With two years of data proving drivers reduce their speed on photo speed enforced roads, and that the number and severity of collisions and injuries on those roads go down as a result, the Government of Saskatchewan has decided the photo speed enforcement (PSE) program will continue on a permanent basis.
The results of the PSE pilot show that the number of speeding drivers has gone down in both high-speed locations and school zones, resulting in fewer collisions and injuries.
“Our government is committed to making Saskatchewan roads safer, and photo speed enforcement is an important tool in achieving that,” Minister Responsible for SGI Joe Hargrave said. “Excessive speed is one of the leading causes of death and injury on Saskatchewan roads.”
In 2016, there were 22 fatalities and 579 injuries in speed-related crashes in Saskatchewan. In 2017, speed was a factor in collisions that resulted in 11 deaths and 582 injuries. An evaluation of the PSE pilot shows an average of 28 fewer collisions resulting in casualties in the clearly marked high-speed PSE areas per year. This meant an estimated 40 fewer injuries per year.
The program achieved its target of less than one per cent of drivers violating the speed limit, on average, at the high-speed locations. At school zone locations, the number of collisions resulting in casualties dropped by seven per year, leading to an estimated 10 fewer injuries per year.
The decision to continue with PSE allows consideration of using it at additional sites. A new committee will decide what high-risk areas around the province could benefit from photo speed enforcement. The committee will include representatives from: government, SGI, RCMP, municipal police, the Saskatchewan Urban Municipalities Association, the Saskatchewan Association of Rural Municipalities and the Federation of Sovereign Indigenous Nations.
As occurred with the pilot, any new location will have prominent and permanent signs to ensure drivers are aware they are approaching a PSE location. There will be a pre-determined warning period in any new site before tickets are issued.
The committee will also oversee allocation of money from a new Provincial Traffic Safety Fund, made up of revenue from PSE tickets. Communities throughout the province will be able to apply to the fund for traffic safety improvements, even if there is no photo speed enforcement in their community.

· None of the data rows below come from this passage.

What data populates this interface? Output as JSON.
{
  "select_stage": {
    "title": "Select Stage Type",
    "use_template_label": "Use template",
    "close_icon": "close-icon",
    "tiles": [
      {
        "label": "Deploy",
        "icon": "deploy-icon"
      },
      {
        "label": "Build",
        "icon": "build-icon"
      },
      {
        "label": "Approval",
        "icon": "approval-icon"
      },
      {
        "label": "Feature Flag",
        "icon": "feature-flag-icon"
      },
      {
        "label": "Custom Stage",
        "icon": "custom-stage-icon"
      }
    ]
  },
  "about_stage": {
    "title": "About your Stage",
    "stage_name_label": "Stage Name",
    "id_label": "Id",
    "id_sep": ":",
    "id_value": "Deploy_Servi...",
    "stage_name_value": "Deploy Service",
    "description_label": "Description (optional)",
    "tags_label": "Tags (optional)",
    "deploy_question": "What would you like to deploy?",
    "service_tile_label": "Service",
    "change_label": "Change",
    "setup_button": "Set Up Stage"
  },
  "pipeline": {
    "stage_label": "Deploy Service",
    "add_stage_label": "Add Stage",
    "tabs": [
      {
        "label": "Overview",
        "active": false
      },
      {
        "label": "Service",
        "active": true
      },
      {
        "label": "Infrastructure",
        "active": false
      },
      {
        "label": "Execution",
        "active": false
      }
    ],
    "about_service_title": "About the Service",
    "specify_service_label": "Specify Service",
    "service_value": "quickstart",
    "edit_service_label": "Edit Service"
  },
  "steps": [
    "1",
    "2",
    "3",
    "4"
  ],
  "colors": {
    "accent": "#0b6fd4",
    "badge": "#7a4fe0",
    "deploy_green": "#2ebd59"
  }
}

“Frankly, we’d be happier if there were zero speeding tickets and zero revenue,” Hargrave said, “People who obey speed limits don’t get speeding tickets. If someone chooses to drive faster than the legal limit in areas where signs clearly indicate photo speed enforcement is taking place, their fines will support additional traffic safety initiatives.”
Effective January 1, 2019, ticket revenue from PSE will be allocated as follows:

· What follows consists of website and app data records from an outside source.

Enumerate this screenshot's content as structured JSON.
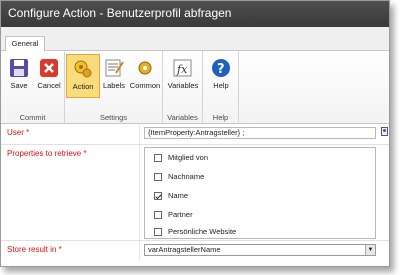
{
  "window": {
    "title": "Configure Action - Benutzerprofil abfragen"
  },
  "tabs": [
    {
      "label": "General"
    }
  ],
  "ribbon": {
    "groups": [
      {
        "label": "Commit",
        "buttons": [
          {
            "label": "Save",
            "icon": "save-icon"
          },
          {
            "label": "Cancel",
            "icon": "cancel-icon"
          }
        ]
      },
      {
        "label": "Settings",
        "buttons": [
          {
            "label": "Action",
            "icon": "action-icon"
          },
          {
            "label": "Labels",
            "icon": "labels-icon"
          },
          {
            "label": "Common",
            "icon": "common-icon"
          }
        ]
      },
      {
        "label": "Variables",
        "buttons": [
          {
            "label": "Variables",
            "icon": "function-icon"
          }
        ]
      },
      {
        "label": "Help",
        "buttons": [
          {
            "label": "Help",
            "icon": "help-icon"
          }
        ]
      }
    ]
  },
  "form": {
    "user": {
      "label": "User *",
      "value": "{ItemProperty:Antragsteller} ;"
    },
    "properties": {
      "label": "Properties to retrieve *",
      "items": [
        {
          "label": "Mitglied von",
          "checked": false
        },
        {
          "label": "Nachname",
          "checked": false
        },
        {
          "label": "Name",
          "checked": true
        },
        {
          "label": "Partner",
          "checked": false
        },
        {
          "label": "Persönliche Website",
          "checked": false
        }
      ]
    },
    "store": {
      "label": "Store result in *",
      "value": "varAntragstellerName"
    }
  },
  "colors": {
    "active_button": "#fbdc7c",
    "required_label": "#dd1111",
    "title_bar": "#444444"
  }
}
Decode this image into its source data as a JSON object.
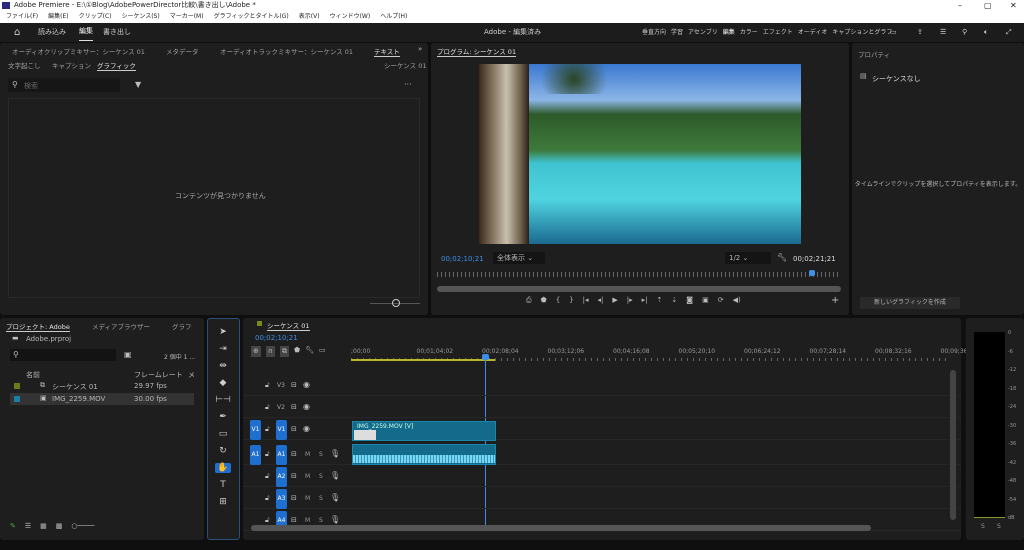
{
  "window": {
    "title": "Adobe Premiere - E:\\①Blog\\AdobePowerDirector比較\\書き出し\\Adobe *",
    "minimize": "–",
    "maximize": "▢",
    "close": "✕"
  },
  "menu": [
    "ファイル(F)",
    "編集(E)",
    "クリップ(C)",
    "シーケンス(S)",
    "マーカー(M)",
    "グラフィックとタイトル(G)",
    "表示(V)",
    "ウィンドウ(W)",
    "ヘルプ(H)"
  ],
  "appbar": {
    "modes": [
      "読み込み",
      "編集",
      "書き出し"
    ],
    "active_mode": "編集",
    "project_title": "Adobe - 編集済み",
    "workspaces": [
      "垂直方向",
      "学習",
      "アセンブリ",
      "編集",
      "カラー",
      "エフェクト",
      "オーディオ",
      "キャプションとグラフ"
    ]
  },
  "left_panel": {
    "tabs": [
      "オーディオクリップミキサー：シーケンス 01",
      "メタデータ",
      "オーディオトラックミキサー：シーケンス 01",
      "テキスト"
    ],
    "subtabs": [
      "文字起こし",
      "キャプション",
      "グラフィック"
    ],
    "sequence_label": "シーケンス 01",
    "search_placeholder": "検索",
    "empty_message": "コンテンツが見つかりません"
  },
  "program": {
    "title": "プログラム: シーケンス 01",
    "current_time": "00;02;10;21",
    "zoom": "全体表示",
    "resolution": "1/2",
    "duration": "00;02;21;21",
    "playhead_fraction": 0.92
  },
  "properties": {
    "title": "プロパティ",
    "selection": "シーケンスなし",
    "hint": "タイムラインでクリップを選択してプロパティを表示します。",
    "new_graphic": "新しいグラフィックを作成"
  },
  "project": {
    "tabs": [
      "プロジェクト: Adobe",
      "メディアブラウザー",
      "グラフ"
    ],
    "file": "Adobe.prproj",
    "count": "2 個中 1 ...",
    "columns": [
      "名前",
      "フレームレート",
      "メ"
    ],
    "items": [
      {
        "name": "シーケンス 01",
        "fps": "29.97 fps",
        "color": "#6b7a1a"
      },
      {
        "name": "IMG_2259.MOV",
        "fps": "30.00 fps",
        "color": "#1a7fa8"
      }
    ]
  },
  "timeline": {
    "title": "シーケンス 01",
    "current_time": "00;02;10;21",
    "ruler": [
      ";00;00",
      "00;01;04;02",
      "00;02;08;04",
      "00;03;12;06",
      "00;04;16;08",
      "00;05;20;10",
      "00;06;24;12",
      "00;07;28;14",
      "00;08;32;16",
      "00;09;36"
    ],
    "video_tracks": [
      "V3",
      "V2",
      "V1"
    ],
    "audio_tracks": [
      "A1",
      "A2",
      "A3",
      "A4"
    ],
    "clip_label": "IMG_2259.MOV [V]",
    "mute": "M",
    "solo": "S"
  },
  "meter": {
    "scale": [
      "0",
      "-6",
      "-12",
      "-18",
      "-24",
      "-30",
      "-36",
      "-42",
      "-48",
      "-54",
      "dB"
    ],
    "channels": [
      "S",
      "S"
    ]
  }
}
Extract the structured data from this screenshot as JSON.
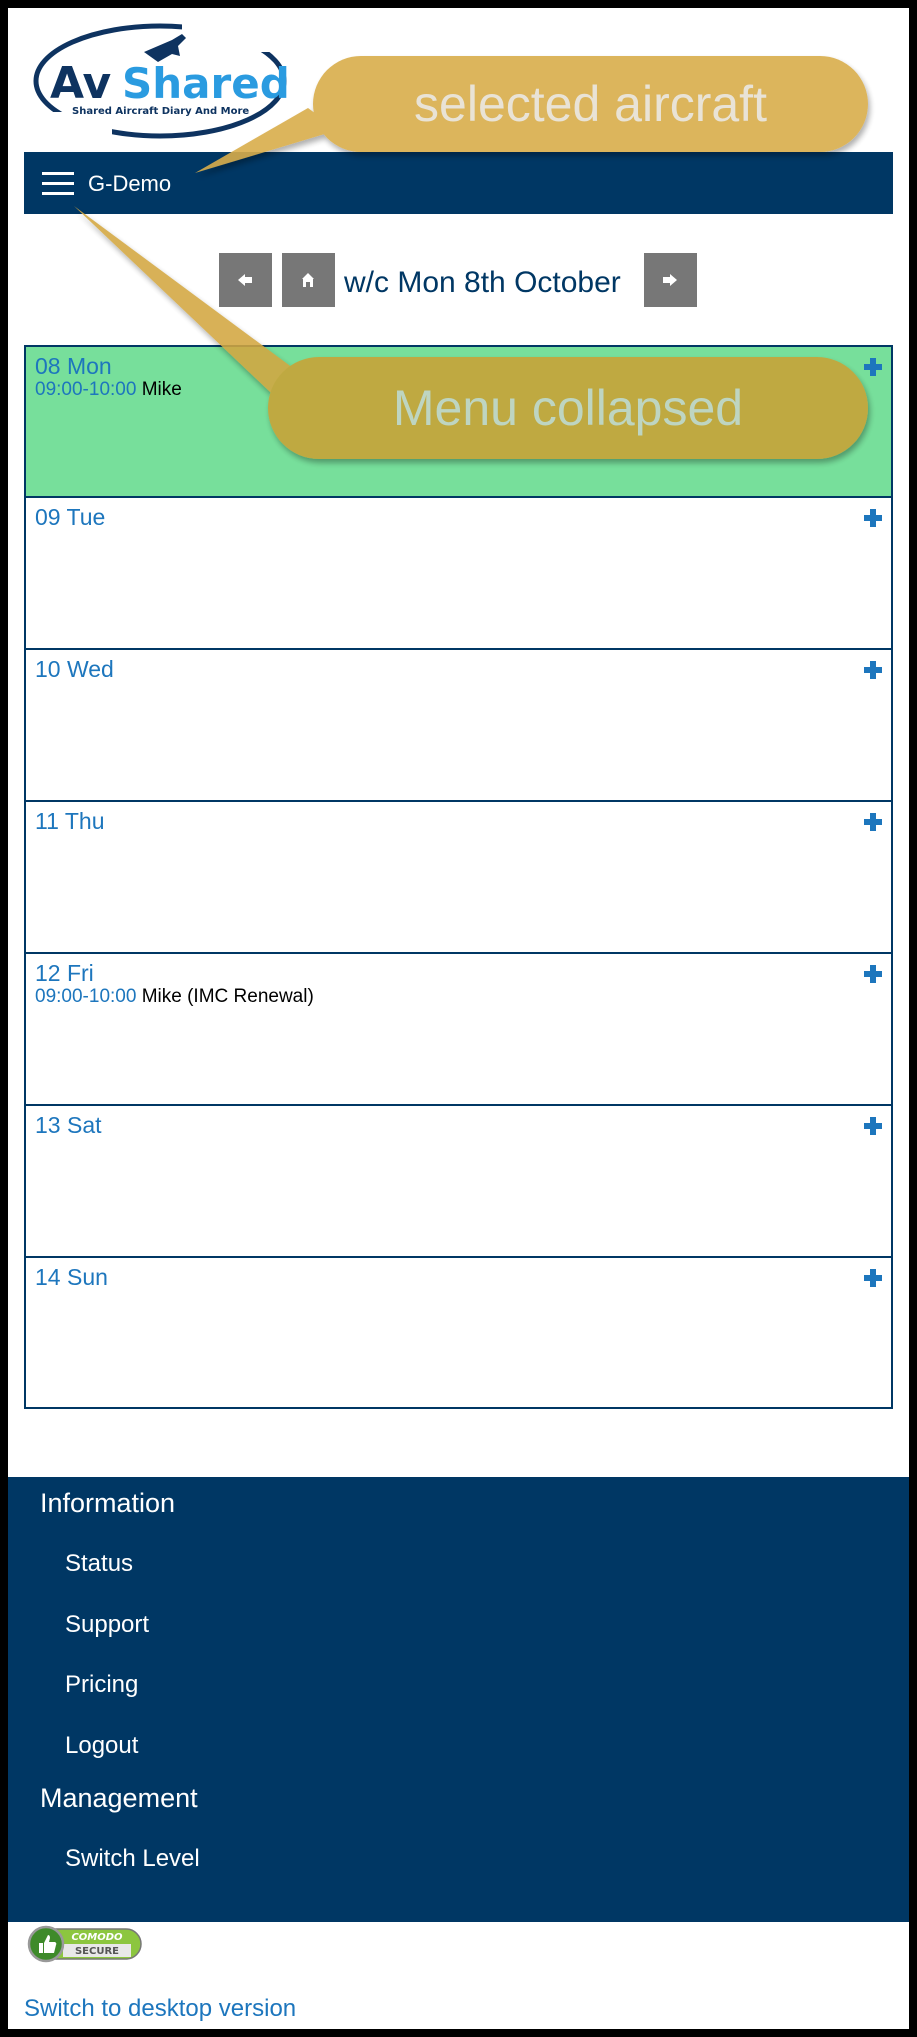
{
  "app": {
    "logo_title": "AvShared",
    "logo_tagline": "Shared Aircraft Diary And More"
  },
  "navbar": {
    "menu_icon": "hamburger-icon",
    "selected_aircraft": "G-Demo"
  },
  "week_nav": {
    "prev_icon": "arrow-left-icon",
    "home_icon": "home-icon",
    "next_icon": "arrow-right-icon",
    "title": "w/c Mon 8th October"
  },
  "days": [
    {
      "label": "08 Mon",
      "today": true,
      "bookings": [
        {
          "time": "09:00-10:00",
          "who": "Mike"
        }
      ]
    },
    {
      "label": "09 Tue",
      "today": false,
      "bookings": []
    },
    {
      "label": "10 Wed",
      "today": false,
      "bookings": []
    },
    {
      "label": "11 Thu",
      "today": false,
      "bookings": []
    },
    {
      "label": "12 Fri",
      "today": false,
      "bookings": [
        {
          "time": "09:00-10:00",
          "who": "Mike (IMC Renewal)"
        }
      ]
    },
    {
      "label": "13 Sat",
      "today": false,
      "bookings": []
    },
    {
      "label": "14 Sun",
      "today": false,
      "bookings": []
    }
  ],
  "footer_menu": {
    "sections": [
      {
        "heading": "Information",
        "items": [
          "Status",
          "Support",
          "Pricing",
          "Logout"
        ]
      },
      {
        "heading": "Management",
        "items": [
          "Switch Level"
        ]
      }
    ]
  },
  "badge": {
    "line1": "COMODO",
    "line2": "SECURE"
  },
  "desktop_link": "Switch to desktop version",
  "annotations": [
    {
      "text": "selected aircraft"
    },
    {
      "text": "Menu collapsed"
    }
  ],
  "colors": {
    "navy": "#003764",
    "accent_blue": "#1d76bd",
    "today_green": "#77df9b",
    "button_grey": "#777777",
    "callout_gold": "#dcb55a"
  }
}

• Highway locations – 25 per cent of ticket revenue goes to the General Revenue Fund (GRF); remaining 75 per cent goes to the Provincial Traffic Safety Fund, minus amount needed to recoup program expenses.
• Municipal locations – 25 per cent of ticket revenue goes to the GRF; remaining 75 per cent will be split 50/50 between a Provincial Traffic Safety Fund and the municipality to be invested in traffic safety initiatives, minus amount needed to recoup program expenses. Eligible traffic safety initiatives could include traffic calming measures, traffic signal upgrades or pedestrian crossings.

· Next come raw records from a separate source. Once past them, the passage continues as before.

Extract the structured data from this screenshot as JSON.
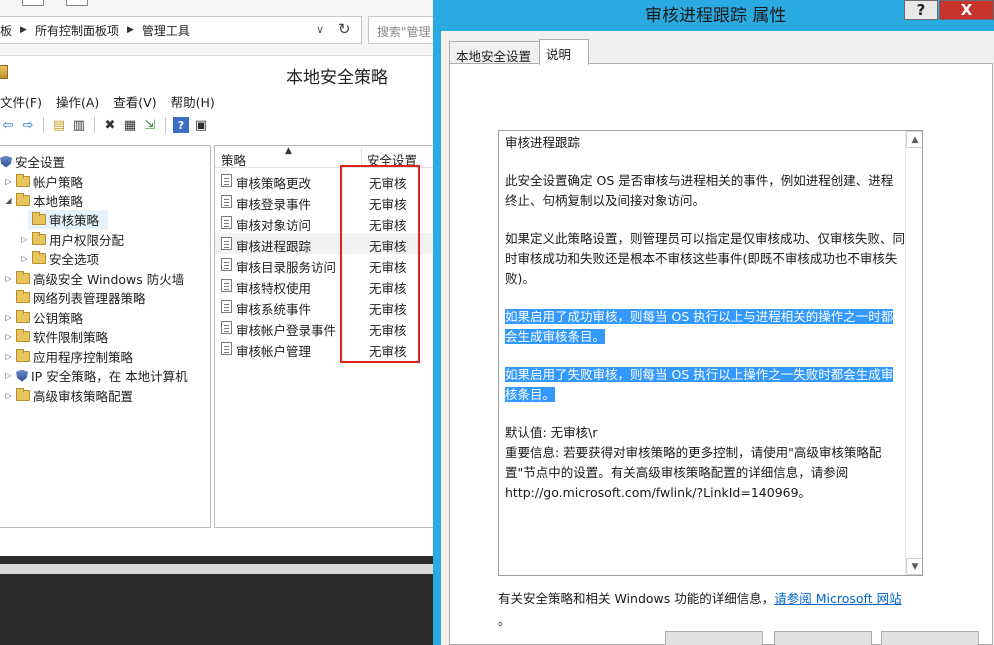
{
  "explorer": {
    "breadcrumb": [
      "板",
      "所有控制面板项",
      "管理工具"
    ],
    "search_placeholder": "搜索\"管理"
  },
  "lsp": {
    "title": "本地安全策略",
    "menu": [
      "文件(F)",
      "操作(A)",
      "查看(V)",
      "帮助(H)"
    ],
    "tree": [
      {
        "label": "安全设置",
        "level": 0,
        "expander": "none",
        "icon": "shield-icon"
      },
      {
        "label": "帐户策略",
        "level": 1,
        "expander": "collapsed",
        "icon": "folder-icon"
      },
      {
        "label": "本地策略",
        "level": 1,
        "expander": "expanded",
        "icon": "folder-icon"
      },
      {
        "label": "审核策略",
        "level": 2,
        "expander": "none",
        "icon": "folder-icon",
        "selected": true
      },
      {
        "label": "用户权限分配",
        "level": 2,
        "expander": "collapsed",
        "icon": "folder-icon"
      },
      {
        "label": "安全选项",
        "level": 2,
        "expander": "collapsed",
        "icon": "folder-icon"
      },
      {
        "label": "高级安全 Windows 防火墙",
        "level": 1,
        "expander": "collapsed",
        "icon": "folder-icon"
      },
      {
        "label": "网络列表管理器策略",
        "level": 1,
        "expander": "none",
        "icon": "folder-icon"
      },
      {
        "label": "公钥策略",
        "level": 1,
        "expander": "collapsed",
        "icon": "folder-icon"
      },
      {
        "label": "软件限制策略",
        "level": 1,
        "expander": "collapsed",
        "icon": "folder-icon"
      },
      {
        "label": "应用程序控制策略",
        "level": 1,
        "expander": "collapsed",
        "icon": "folder-icon"
      },
      {
        "label": "IP 安全策略，在 本地计算机",
        "level": 1,
        "expander": "collapsed",
        "icon": "shield-icon"
      },
      {
        "label": "高级审核策略配置",
        "level": 1,
        "expander": "collapsed",
        "icon": "folder-icon"
      }
    ],
    "list_headers": {
      "policy": "策略",
      "setting": "安全设置"
    },
    "policies": [
      {
        "name": "审核策略更改",
        "setting": "无审核"
      },
      {
        "name": "审核登录事件",
        "setting": "无审核"
      },
      {
        "name": "审核对象访问",
        "setting": "无审核"
      },
      {
        "name": "审核进程跟踪",
        "setting": "无审核",
        "selected": true
      },
      {
        "name": "审核目录服务访问",
        "setting": "无审核"
      },
      {
        "name": "审核特权使用",
        "setting": "无审核"
      },
      {
        "name": "审核系统事件",
        "setting": "无审核"
      },
      {
        "name": "审核帐户登录事件",
        "setting": "无审核"
      },
      {
        "name": "审核帐户管理",
        "setting": "无审核"
      }
    ]
  },
  "dialog": {
    "title": "审核进程跟踪 属性",
    "help_label": "?",
    "close_label": "X",
    "tabs": [
      "本地安全设置",
      "说明"
    ],
    "explain": {
      "heading": "审核进程跟踪",
      "para1": "此安全设置确定 OS 是否审核与进程相关的事件，例如进程创建、进程终止、句柄复制以及间接对象访问。",
      "para2": "如果定义此策略设置，则管理员可以指定是仅审核成功、仅审核失败、同时审核成功和失败还是根本不审核这些事件(即既不审核成功也不审核失败)。",
      "para3": "如果启用了成功审核，则每当 OS 执行以上与进程相关的操作之一时都会生成审核条目。",
      "para4": "如果启用了失败审核，则每当 OS 执行以上操作之一失败时都会生成审核条目。",
      "default_value": "默认值: 无审核\\r",
      "important": "重要信息: 若要获得对审核策略的更多控制，请使用\"高级审核策略配置\"节点中的设置。有关高级审核策略配置的详细信息，请参阅 http://go.microsoft.com/fwlink/?LinkId=140969。"
    },
    "footer_text": "有关安全策略和相关 Windows 功能的详细信息，",
    "footer_link": "请参阅 Microsoft 网站",
    "footer_end": "。"
  },
  "colors": {
    "dialog_frame": "#29abe2",
    "highlight": "#3399ff",
    "annotation_box": "#e2231a",
    "close_button": "#c7322c"
  }
}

A report outlining detailed results of the photo speed enforcement pilot is available on SGI’s website at www.sgi.sk.ca.